Look through the listing for the word "savings". Copy each line that has it.

:::

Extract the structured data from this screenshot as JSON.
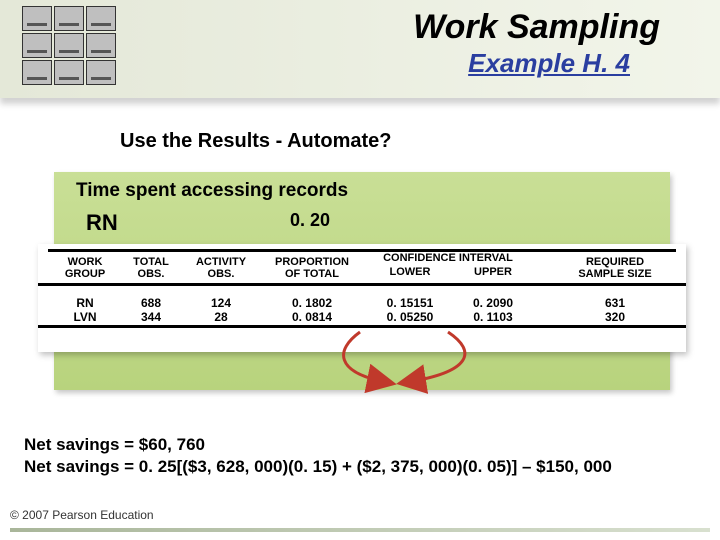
{
  "header": {
    "title": "Work Sampling",
    "subtitle": "Example H. 4"
  },
  "section_heading": "Use the Results - Automate?",
  "panel": {
    "title": "Time spent accessing records",
    "rn_label": "RN",
    "rn_value": "0. 20"
  },
  "table": {
    "headers": {
      "work_group": "WORK\nGROUP",
      "total_obs": "TOTAL\nOBS.",
      "activity_obs": "ACTIVITY\nOBS.",
      "proportion": "PROPORTION\nOF TOTAL",
      "conf_interval": "CONFIDENCE INTERVAL",
      "lower": "LOWER",
      "upper": "UPPER",
      "required": "REQUIRED\nSAMPLE SIZE"
    },
    "rows": [
      {
        "group": "RN",
        "total": "688",
        "activity": "124",
        "proportion": "0. 1802",
        "lower": "0. 15151",
        "upper": "0. 2090",
        "required": "631"
      },
      {
        "group": "LVN",
        "total": "344",
        "activity": "28",
        "proportion": "0. 0814",
        "lower": "0. 05250",
        "upper": "0. 1103",
        "required": "320"
      }
    ]
  },
  "chart_data": {
    "type": "table",
    "columns": [
      "WORK GROUP",
      "TOTAL OBS.",
      "ACTIVITY OBS.",
      "PROPORTION OF TOTAL",
      "CONF. LOWER",
      "CONF. UPPER",
      "REQUIRED SAMPLE SIZE"
    ],
    "rows": [
      [
        "RN",
        688,
        124,
        0.1802,
        0.15151,
        0.209,
        631
      ],
      [
        "LVN",
        344,
        28,
        0.0814,
        0.0525,
        0.1103,
        320
      ]
    ]
  },
  "savings": {
    "line1": "Net savings = $60, 760",
    "line2": "Net savings = 0. 25[($3, 628, 000)(0. 15)  + ($2, 375, 000)(0. 05)] – $150, 000"
  },
  "copyright": "© 2007 Pearson Education"
}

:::

EXPECTED ANSWER:
  "savings": {
    "line1": "Net savings = $60, 760",
    "line2": "Net savings = 0. 25[($3, 628, 000)(0. 15)  + ($2, 375, 000)(0. 05)] – $150, 000"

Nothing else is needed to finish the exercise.